... were crushed by the Russians.
They were all grinning from ear to ear in all publicly available photos of the conference. Stalin probably wasn't grinning, he was probably laughing in his fist, knowing he was about to take his table mates to the cleaners. This obviously before Churchill was replaced by Attlee.
Cecilienhof Palace, the site of Potsdam, a beautiful mansion, built in 1913, and on the banks of ...
... it was so great to talk with Katarina as she guided us through the deserted streets on account of the World Cup match. Julien and Katarina live with their three children in a renovated top floor apartment of a building built in 1913 that fronts the estate and palaces of King Frederick the Great called Sans-souci, a major Berlin-area destination. More on Sans-souci and their kids ...
... the artists must feel seeing their efforts covered only four years or less after remediation. The derogatory comments and body parts added to figures stood out, especially the homophobic slurs written across the famous image of Honecker and Brezhnev kissing. Berlin is a city of contrasts that may not appear as beautiful to the naked eye as other European destinations.
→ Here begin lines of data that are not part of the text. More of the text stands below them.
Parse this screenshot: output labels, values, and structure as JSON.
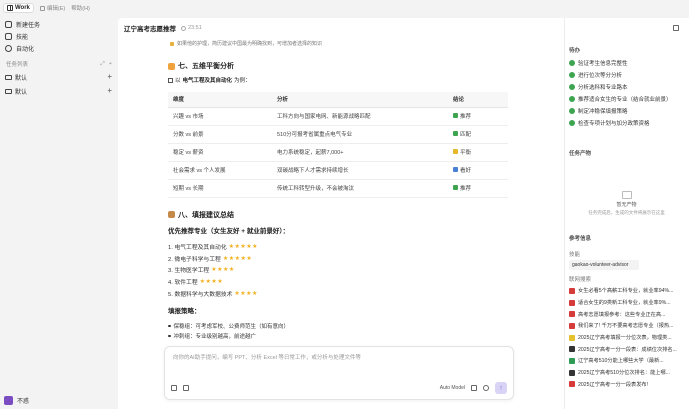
{
  "topbar": {
    "work_label": "Work",
    "tab2_label": "编辑(E)",
    "tab3_label": "帮助(H)"
  },
  "sidebar": {
    "nav": [
      {
        "label": "新建任务"
      },
      {
        "label": "技能"
      },
      {
        "label": "自动化"
      }
    ],
    "section_label": "任务列表",
    "folders": [
      {
        "label": "默认"
      },
      {
        "label": "默认"
      }
    ],
    "user_name": "不惑"
  },
  "main": {
    "title": "辽宁高考志愿推荐",
    "time": "23:51",
    "tip": "如果他的护理，简历建议中国最为明确找到，可增加者选择的知识",
    "section7_title": "七、五维平衡分析",
    "section7_sub_prefix": "以",
    "section7_sub_bold": "电气工程及其自动化",
    "section7_sub_suffix": "为例：",
    "table": {
      "headers": [
        "维度",
        "分析",
        "结论"
      ],
      "rows": [
        {
          "dim": "兴趣 vs 市场",
          "analysis": "工科方向与国家电网、新能源战略匹配",
          "conclusion": "推荐",
          "color": "green"
        },
        {
          "dim": "分数 vs 前景",
          "analysis": "510分可报考省属重点电气专业",
          "conclusion": "匹配",
          "color": "green"
        },
        {
          "dim": "稳定 vs 薪资",
          "analysis": "电力系统稳定，起薪7,000+",
          "conclusion": "平衡",
          "color": "yellow"
        },
        {
          "dim": "社会需求 vs 个人发展",
          "analysis": "双碳战略下人才需求持续增长",
          "conclusion": "看好",
          "color": "blue"
        },
        {
          "dim": "短期 vs 长期",
          "analysis": "传统工科转型升级，不会被淘汰",
          "conclusion": "推荐",
          "color": "green"
        }
      ]
    },
    "section8_title": "八、填报建议总结",
    "priority_title": "优先推荐专业（女生友好 + 就业前景好）：",
    "majors": [
      {
        "label": "1. 电气工程及其自动化",
        "stars": "★★★★★"
      },
      {
        "label": "2. 微电子科学与工程",
        "stars": "★★★★★"
      },
      {
        "label": "3. 生物医学工程",
        "stars": "★★★★"
      },
      {
        "label": "4. 软件工程",
        "stars": "★★★★"
      },
      {
        "label": "5. 数据科学与大数据技术",
        "stars": "★★★★"
      }
    ],
    "strategy_title": "填报策略：",
    "strategy": [
      {
        "label": "保稳组：可考虑军校、公费师范生（如有意向）"
      },
      {
        "label": "冲刺组：专业级别越高，前途越广"
      }
    ]
  },
  "composer": {
    "placeholder": "向你的AI助手提问，编写 PPT、分析 Excel 等日常工作，或分析与处理文件等",
    "model": "Auto Model",
    "send": "↑"
  },
  "right": {
    "todo_title": "待办",
    "todos": [
      {
        "label": "验证考生信息完整性"
      },
      {
        "label": "进行位次等分分析"
      },
      {
        "label": "分析选科和专业路本"
      },
      {
        "label": "推荐适合女生的专业（结合就业前景）"
      },
      {
        "label": "制定冲稳保填报策略"
      },
      {
        "label": "检查专项计划与加分政策资格"
      }
    ],
    "products_title": "任务产物",
    "empty_title": "暂无产物",
    "empty_sub": "任务完成后，生成的文件将展示在这里",
    "refs_title": "参考信息",
    "skills_label": "技能",
    "skill_link": "gaokao-volunteer-advisor",
    "links_label": "联网搜索",
    "refs": [
      {
        "label": "女生必看5个高薪工科专业，就业率94%...",
        "color": "red"
      },
      {
        "label": "适合女生的9类新工科专业，就业率9%...",
        "color": "red"
      },
      {
        "label": "高考志愿填报参考：这些专业正在高... ",
        "color": "red"
      },
      {
        "label": "我们来了! 千万不要高考志愿专业（报热...",
        "color": "red"
      },
      {
        "label": "2025辽宁高考填报一分位次表，物理类...",
        "color": "yellow"
      },
      {
        "label": "2025辽宁高考一分一段表：成绩位次排名...",
        "color": "dark"
      },
      {
        "label": "辽宁高考510分能上哪些大学（最新...",
        "color": "green"
      },
      {
        "label": "2025辽宁高考510分位次排名：能上哪...",
        "color": "dark"
      },
      {
        "label": "2025辽宁高考一分一段表发布!",
        "color": "red"
      }
    ]
  }
}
But it evokes a variety of emotions and is worth a visit by ...
... paying that much attention to the German guide so I tagged along for a bit and had a chat with them.
They weren't actually part of a tour group as such rather they were traveling together and staying in a backpackers and some other people had organised a tour of Berlin graffiti along with a guide so they decided to give it a go too.
I must say that although I'm not a fan of graffiti as it generally makes ...
... and in some places the underlying brick became exposed. On the ground lay four brass plaques, dedicated to four Jews who were taken from their homes and exterminated in the Auschwitz death camp. Apparently an artist went to every former Jewish home in Berlin, placing these plaques with the names of those who were never to come home. Some interesting facets of the plaques include their composition, brass, which if you try to snuff out with your shoe, only shine all ...